== RECORDS SHOWN

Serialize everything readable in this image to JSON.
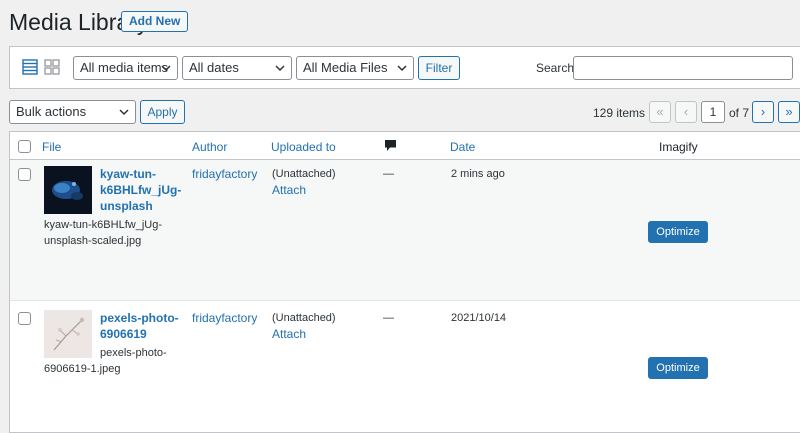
{
  "page": {
    "title": "Media Library",
    "add_new": "Add New"
  },
  "filters": {
    "media_type": "All media items",
    "dates": "All dates",
    "media_files": "All Media Files",
    "filter_button": "Filter",
    "search_label": "Search",
    "search_value": ""
  },
  "bulk": {
    "action": "Bulk actions",
    "apply": "Apply"
  },
  "pagination": {
    "count": "129 items",
    "first": "«",
    "prev": "‹",
    "current": "1",
    "of_total": "of 7",
    "next": "›",
    "last": "»"
  },
  "table": {
    "headers": {
      "file": "File",
      "author": "Author",
      "uploaded_to": "Uploaded to",
      "date": "Date",
      "imagify": "Imagify"
    },
    "rows": [
      {
        "title_l1": "kyaw-tun-",
        "title_l2": "k6BHLfw_jUg-",
        "title_l3": "unsplash",
        "filename_l1": "kyaw-tun-k6BHLfw_jUg-",
        "filename_l2": "unsplash-scaled.jpg",
        "author": "fridayfactory",
        "uploaded": "(Unattached)",
        "attach": "Attach",
        "comments": "—",
        "date": "2 mins ago",
        "optimize": "Optimize"
      },
      {
        "title_l1": "pexels-photo-",
        "title_l2": "6906619",
        "filename_l1": "pexels-photo-",
        "filename_l2": "6906619-1.jpeg",
        "author": "fridayfactory",
        "uploaded": "(Unattached)",
        "attach": "Attach",
        "comments": "—",
        "date": "2021/10/14",
        "optimize": "Optimize"
      }
    ]
  },
  "colors": {
    "accent": "#2271b1",
    "background": "#f0f0f1",
    "border": "#c3c4c7"
  }
}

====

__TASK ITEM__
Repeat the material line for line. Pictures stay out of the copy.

__ANSWER__
Serialize everything readable in this image to JSON.
{
  "page": {
    "title": "Media Library",
    "add_new": "Add New"
  },
  "filters": {
    "media_type": "All media items",
    "dates": "All dates",
    "media_files": "All Media Files",
    "filter_button": "Filter",
    "search_label": "Search",
    "search_value": ""
  },
  "bulk": {
    "action": "Bulk actions",
    "apply": "Apply"
  },
  "pagination": {
    "count": "129 items",
    "first": "«",
    "prev": "‹",
    "current": "1",
    "of_total": "of 7",
    "next": "›",
    "last": "»"
  },
  "table": {
    "headers": {
      "file": "File",
      "author": "Author",
      "uploaded_to": "Uploaded to",
      "date": "Date",
      "imagify": "Imagify"
    },
    "rows": [
      {
        "title_l1": "kyaw-tun-",
        "title_l2": "k6BHLfw_jUg-",
        "title_l3": "unsplash",
        "filename_l1": "kyaw-tun-k6BHLfw_jUg-",
        "filename_l2": "unsplash-scaled.jpg",
        "author": "fridayfactory",
        "uploaded": "(Unattached)",
        "attach": "Attach",
        "comments": "—",
        "date": "2 mins ago",
        "optimize": "Optimize"
      },
      {
        "title_l1": "pexels-photo-",
        "title_l2": "6906619",
        "filename_l1": "pexels-photo-",
        "filename_l2": "6906619-1.jpeg",
        "author": "fridayfactory",
        "uploaded": "(Unattached)",
        "attach": "Attach",
        "comments": "—",
        "date": "2021/10/14",
        "optimize": "Optimize"
      }
    ]
  },
  "colors": {
    "accent": "#2271b1",
    "background": "#f0f0f1",
    "border": "#c3c4c7"
  }
}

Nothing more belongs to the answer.